_WHAT TO DO:_ Only the text of the records belongs in the answer, copied exactly and without pictures.

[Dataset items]
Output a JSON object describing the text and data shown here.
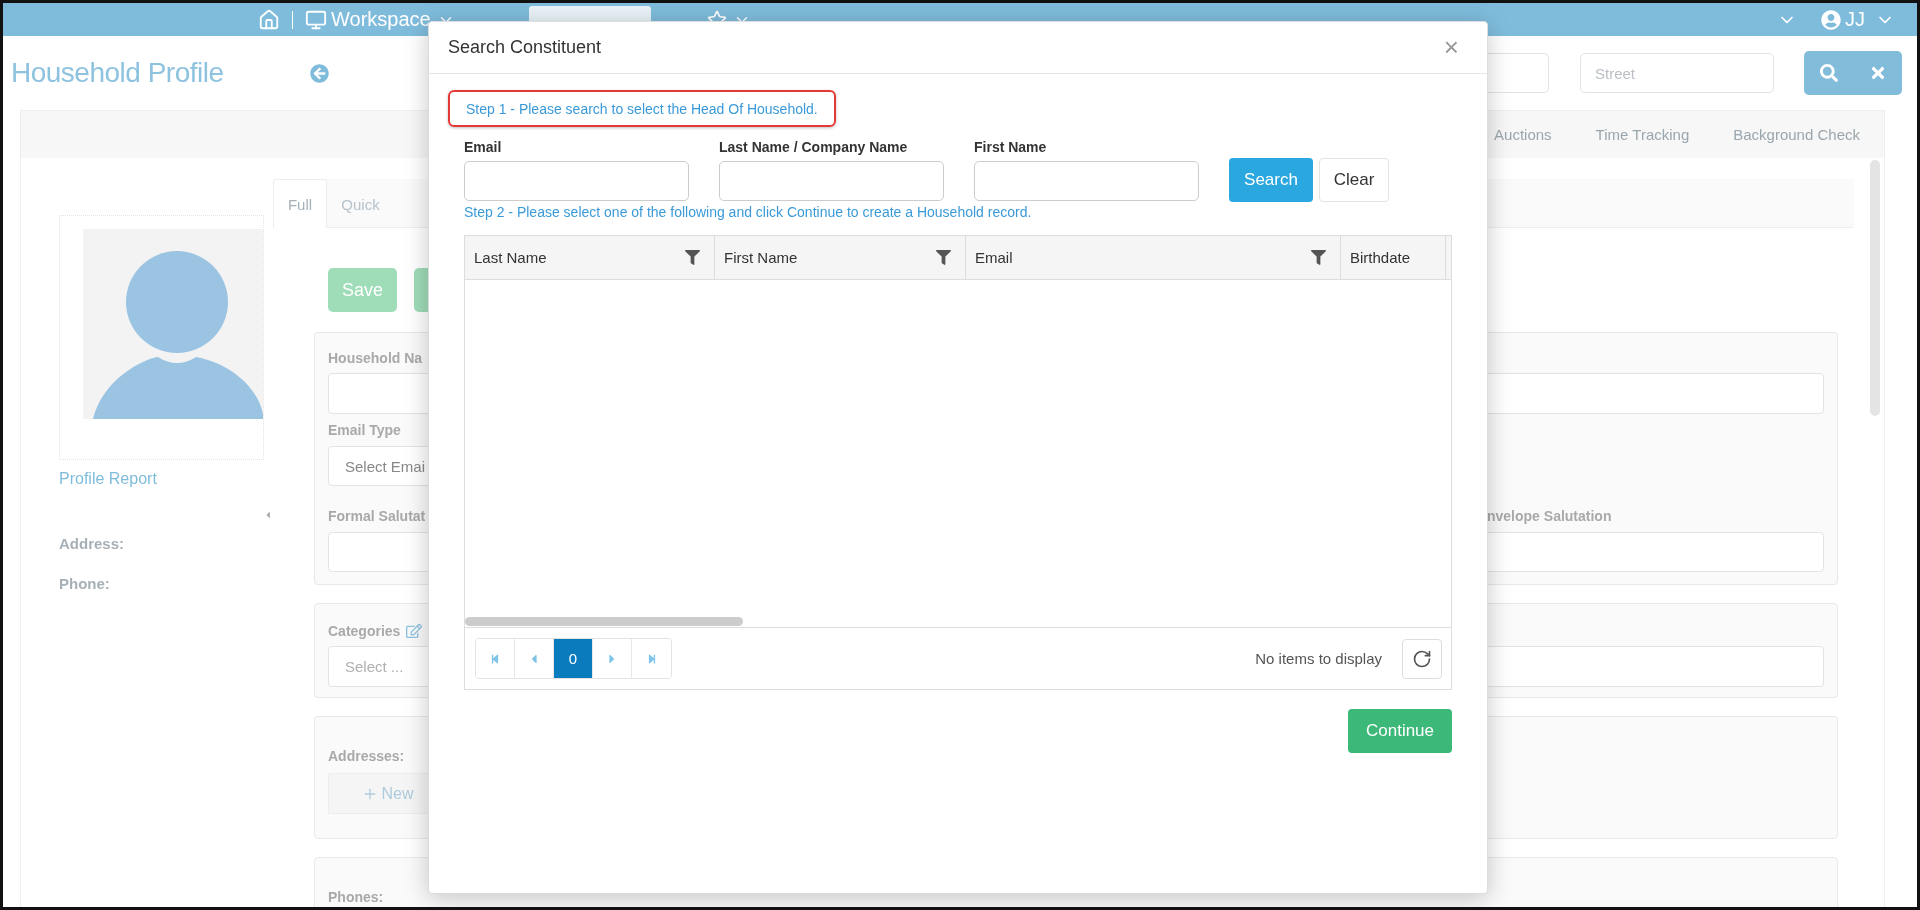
{
  "top_bar": {
    "workspace_label": "Workspace",
    "user_initials": "JJ"
  },
  "header": {
    "title": "Household Profile",
    "street_field": {
      "placeholder": "Street"
    }
  },
  "module_tabs": [
    {
      "label": "Auctions"
    },
    {
      "label": "Time Tracking"
    },
    {
      "label": "Background Check"
    }
  ],
  "profile": {
    "report_link": "Profile Report",
    "fields": [
      {
        "label": "Address:"
      },
      {
        "label": "Phone:"
      }
    ]
  },
  "form_tabs": [
    {
      "label": "Full",
      "selected": true
    },
    {
      "label": "Quick",
      "selected": false
    }
  ],
  "save_button": "Save",
  "form": {
    "household_name_label": "Household Na",
    "email_type_label": "Email Type",
    "email_type_placeholder": "Select Emai",
    "formal_salutation_label": "Formal Salutat",
    "envelope_salutation_label": "nvelope Salutation",
    "categories_label": "Categories",
    "categories_placeholder": "Select ...",
    "addresses_label": "Addresses:",
    "new_button": "New",
    "phones_label": "Phones:"
  },
  "modal": {
    "title": "Search Constituent",
    "close": "×",
    "step1": {
      "text": "Step 1 - Please search to select the Head Of Household.",
      "highlighted": true
    },
    "fields": [
      {
        "label": "Email"
      },
      {
        "label": "Last Name / Company Name"
      },
      {
        "label": "First Name"
      }
    ],
    "search_button": "Search",
    "clear_button": "Clear",
    "step2": "Step 2 - Please select one of the following and click Continue to create a Household record.",
    "grid": {
      "columns": [
        {
          "label": "Last Name",
          "filterable": true
        },
        {
          "label": "First Name",
          "filterable": true
        },
        {
          "label": "Email",
          "filterable": true
        },
        {
          "label": "Birthdate",
          "filterable": false
        }
      ]
    },
    "pager": {
      "pages": [
        {
          "label": "0",
          "selected": true
        }
      ],
      "status": "No items to display"
    },
    "continue_button": "Continue"
  }
}
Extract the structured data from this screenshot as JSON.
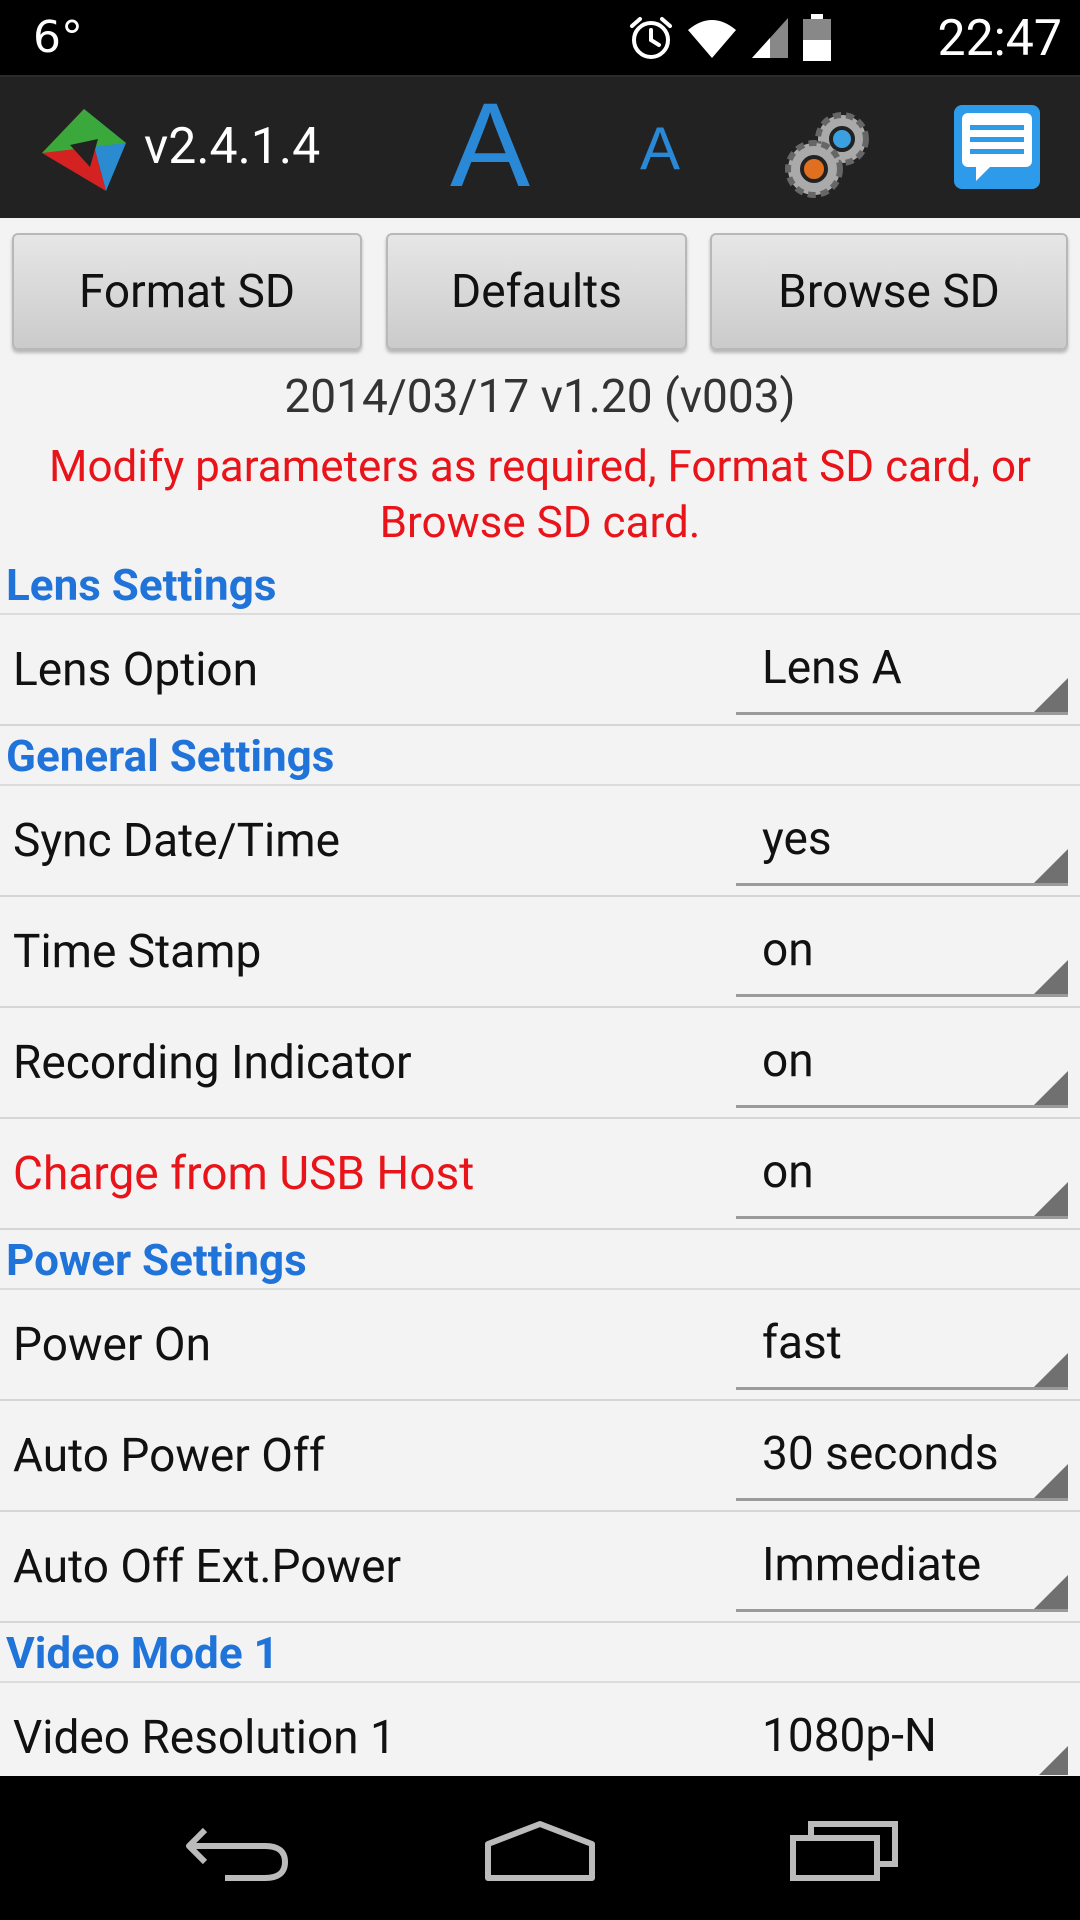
{
  "status_bar": {
    "temperature": "6°",
    "time": "22:47",
    "icons": [
      "alarm-icon",
      "wifi-icon",
      "signal-icon",
      "battery-icon"
    ]
  },
  "action_bar": {
    "version": "v2.4.1.4",
    "font_large_label": "A",
    "font_small_label": "A",
    "icons": [
      "app-logo-icon",
      "settings-gear-icon",
      "chat-icon"
    ]
  },
  "buttons": {
    "format_sd": "Format SD",
    "defaults": "Defaults",
    "browse_sd": "Browse SD"
  },
  "firmware_line": "2014/03/17 v1.20 (v003)",
  "help_text_line1": "Modify parameters as required, Format SD card, or",
  "help_text_line2": "Browse SD card.",
  "sections": {
    "lens": {
      "title": "Lens Settings",
      "rows": [
        {
          "label": "Lens Option",
          "value": "Lens A"
        }
      ]
    },
    "general": {
      "title": "General Settings",
      "rows": [
        {
          "label": "Sync Date/Time",
          "value": "yes"
        },
        {
          "label": "Time Stamp",
          "value": "on"
        },
        {
          "label": "Recording Indicator",
          "value": "on"
        },
        {
          "label": "Charge from USB Host",
          "value": "on"
        }
      ]
    },
    "power": {
      "title": "Power Settings",
      "rows": [
        {
          "label": "Power On",
          "value": "fast"
        },
        {
          "label": "Auto Power Off",
          "value": "30 seconds"
        },
        {
          "label": "Auto Off Ext.Power",
          "value": "Immediate"
        }
      ]
    },
    "video1": {
      "title": "Video Mode 1",
      "rows": [
        {
          "label": "Video Resolution 1",
          "value": "1080p-N"
        }
      ]
    }
  },
  "colors": {
    "section_header": "#1f73d9",
    "warning_text": "#e8141a",
    "accent_font_icon": "#2a89d6"
  },
  "nav_bar": {
    "icons": [
      "back-icon",
      "home-icon",
      "recent-apps-icon"
    ]
  }
}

_EXERCISE ANSWER:_
Output a JSON object describing the text and data shown here.
{
  "top_bar": {
    "workspace_label": "Workspace",
    "user_initials": "JJ"
  },
  "header": {
    "title": "Household Profile",
    "street_field": {
      "placeholder": "Street"
    }
  },
  "module_tabs": [
    {
      "label": "Auctions"
    },
    {
      "label": "Time Tracking"
    },
    {
      "label": "Background Check"
    }
  ],
  "profile": {
    "report_link": "Profile Report",
    "fields": [
      {
        "label": "Address:"
      },
      {
        "label": "Phone:"
      }
    ]
  },
  "form_tabs": [
    {
      "label": "Full",
      "selected": true
    },
    {
      "label": "Quick",
      "selected": false
    }
  ],
  "save_button": "Save",
  "form": {
    "household_name_label": "Household Na",
    "email_type_label": "Email Type",
    "email_type_placeholder": "Select Emai",
    "formal_salutation_label": "Formal Salutat",
    "envelope_salutation_label": "nvelope Salutation",
    "categories_label": "Categories",
    "categories_placeholder": "Select ...",
    "addresses_label": "Addresses:",
    "new_button": "New",
    "phones_label": "Phones:"
  },
  "modal": {
    "title": "Search Constituent",
    "close": "×",
    "step1": {
      "text": "Step 1 - Please search to select the Head Of Household.",
      "highlighted": true
    },
    "fields": [
      {
        "label": "Email"
      },
      {
        "label": "Last Name / Company Name"
      },
      {
        "label": "First Name"
      }
    ],
    "search_button": "Search",
    "clear_button": "Clear",
    "step2": "Step 2 - Please select one of the following and click Continue to create a Household record.",
    "grid": {
      "columns": [
        {
          "label": "Last Name",
          "filterable": true
        },
        {
          "label": "First Name",
          "filterable": true
        },
        {
          "label": "Email",
          "filterable": true
        },
        {
          "label": "Birthdate",
          "filterable": false
        }
      ]
    },
    "pager": {
      "pages": [
        {
          "label": "0",
          "selected": true
        }
      ],
      "status": "No items to display"
    },
    "continue_button": "Continue"
  }
}
Extract the structured data from this screenshot as JSON.
{
  "status_bar": {
    "temperature": "6°",
    "time": "22:47",
    "icons": [
      "alarm-icon",
      "wifi-icon",
      "signal-icon",
      "battery-icon"
    ]
  },
  "action_bar": {
    "version": "v2.4.1.4",
    "font_large_label": "A",
    "font_small_label": "A",
    "icons": [
      "app-logo-icon",
      "settings-gear-icon",
      "chat-icon"
    ]
  },
  "buttons": {
    "format_sd": "Format SD",
    "defaults": "Defaults",
    "browse_sd": "Browse SD"
  },
  "firmware_line": "2014/03/17 v1.20 (v003)",
  "help_text_line1": "Modify parameters as required, Format SD card, or",
  "help_text_line2": "Browse SD card.",
  "sections": {
    "lens": {
      "title": "Lens Settings",
      "rows": [
        {
          "label": "Lens Option",
          "value": "Lens A"
        }
      ]
    },
    "general": {
      "title": "General Settings",
      "rows": [
        {
          "label": "Sync Date/Time",
          "value": "yes"
        },
        {
          "label": "Time Stamp",
          "value": "on"
        },
        {
          "label": "Recording Indicator",
          "value": "on"
        },
        {
          "label": "Charge from USB Host",
          "value": "on"
        }
      ]
    },
    "power": {
      "title": "Power Settings",
      "rows": [
        {
          "label": "Power On",
          "value": "fast"
        },
        {
          "label": "Auto Power Off",
          "value": "30 seconds"
        },
        {
          "label": "Auto Off Ext.Power",
          "value": "Immediate"
        }
      ]
    },
    "video1": {
      "title": "Video Mode 1",
      "rows": [
        {
          "label": "Video Resolution 1",
          "value": "1080p-N"
        }
      ]
    }
  },
  "colors": {
    "section_header": "#1f73d9",
    "warning_text": "#e8141a",
    "accent_font_icon": "#2a89d6"
  },
  "nav_bar": {
    "icons": [
      "back-icon",
      "home-icon",
      "recent-apps-icon"
    ]
  }
}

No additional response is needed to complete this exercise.